Wicked Joe scored a total of 108 in the five categories B Lab scores: environment, workers, customers, community and governance. B Lab requires a score of 80 for eligibility. Wicked has been a B Corp since June 2016. Performance clothes maker Atayne of Brunswick scored 142 and became a B Corp in March 2009. Coffee By Design scored 87 and was certified in July 2016. MaineWorks, a Portland temp staffing agency that employs convicted felons and recovering drug addicts, scored 114 and was certified in December 2013. And ReVision Energy of Portland scored 94 when it was certified in July 2015.
“Before we opened Coffee By Design I used my degree in landscape architecture to work on projects focused on wetland creation, planned community development, reforestation and stream restoration,” Alan Spear, co-owner and co-founder of Coffee By Design, said when the company got its certification. “Those core interests have been used here at Coffee By Design as well, in particular with regard to our impact on the environment. Becoming a Certified B Corporation is in line with our company ethics.”
Co-founder Mary Allen Lindemann, just back from a trip to Burundi, told Mainebiz that certification was a very rigorous process, and it should be. It took the company about a year to get through the application process.
“It has incredible meaning. We got a really strong baseline of where we are and where we can improve,” she says. The application included providing business confirmation from the company's farmers.
She said coffee bags now indicate they are fair trade, B Corp and organic certified. The bags are “starting to look like a race car with the number of stickers they have.”
All of that can confuse consumers, which is where Coffee By Design figures it can help, holding B Corp information sessions and talking with University of Maine professors and trying to have them enlist students to do internships at B Corps or do their thesis on them. Lindemann says while B Corps still aren't well known, especially in Maine, that's about to change as B Lab has more than 10,000 applications in process.
“It has value and is in its early stages,” she says of B Corps.
Margo Walsh, founder of MaineWorks and one of the Mainebiz 2014 Women to Watch, likens the B Corp certification to a “Good Housekeeping Seal of Approval.”
“It verifies your corporate credibility, and that you're involved in a progressive, creative community of other B Corps,” she says. “B Corps can be an answer to society's problems. They say we do what we say we do and it's enduring.”
ReVision Energy says it's seen two main benefits from being a B Corp. One is that its employees like the designation and it helps the company retain them and attract high-caliber employees. It has 165 now and expects to have 200 by year end, and has not had trouble attracting people, says Phil Coupe.
Second, Coupe says, “The more we educate our customers about B Corps, the more it helps us deepen ties to existing customers and attract new companies.”
“It also helps in your being known as a good corporate citizen,” he says, saying the application took ReVision eight to 12 weeks of intensive work.

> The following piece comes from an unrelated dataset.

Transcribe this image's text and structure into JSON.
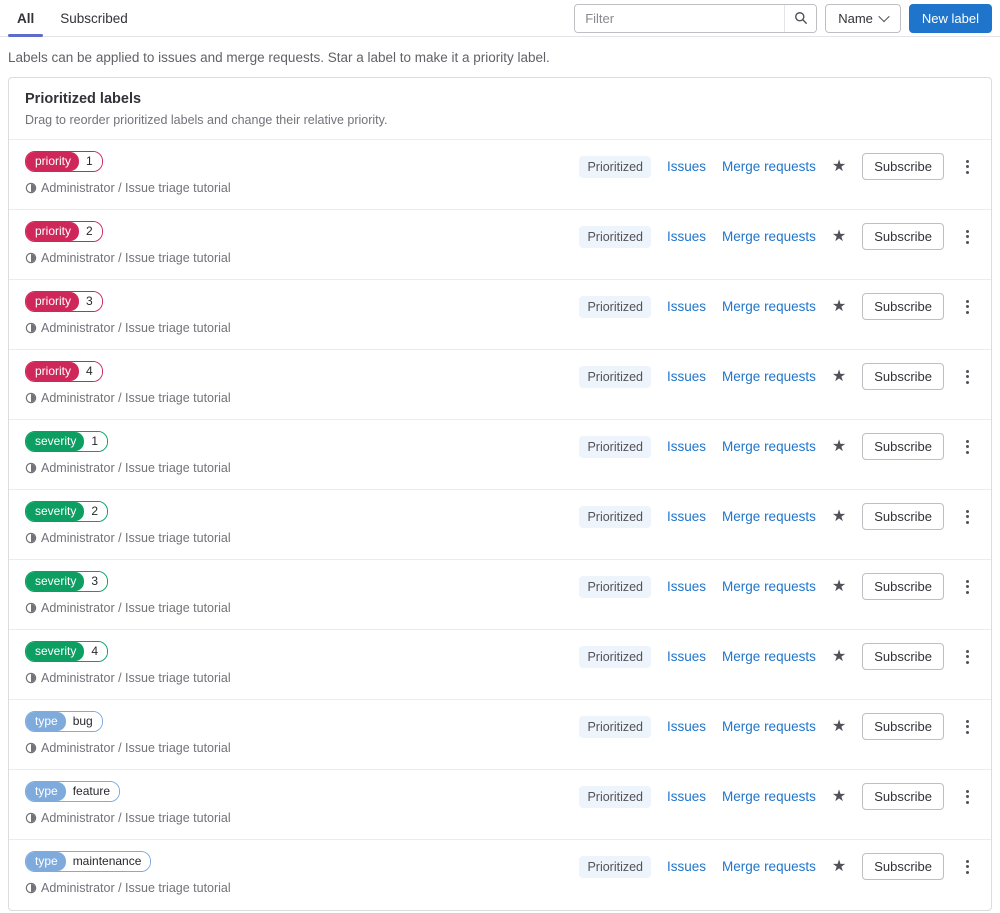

Adds co-founder Fortunat Mueller: “We saw it as a way to measure ourselves against our peers and best practices and look at how to make our business better and treat people better. And we've found it a valuable part of recruiting new employees.”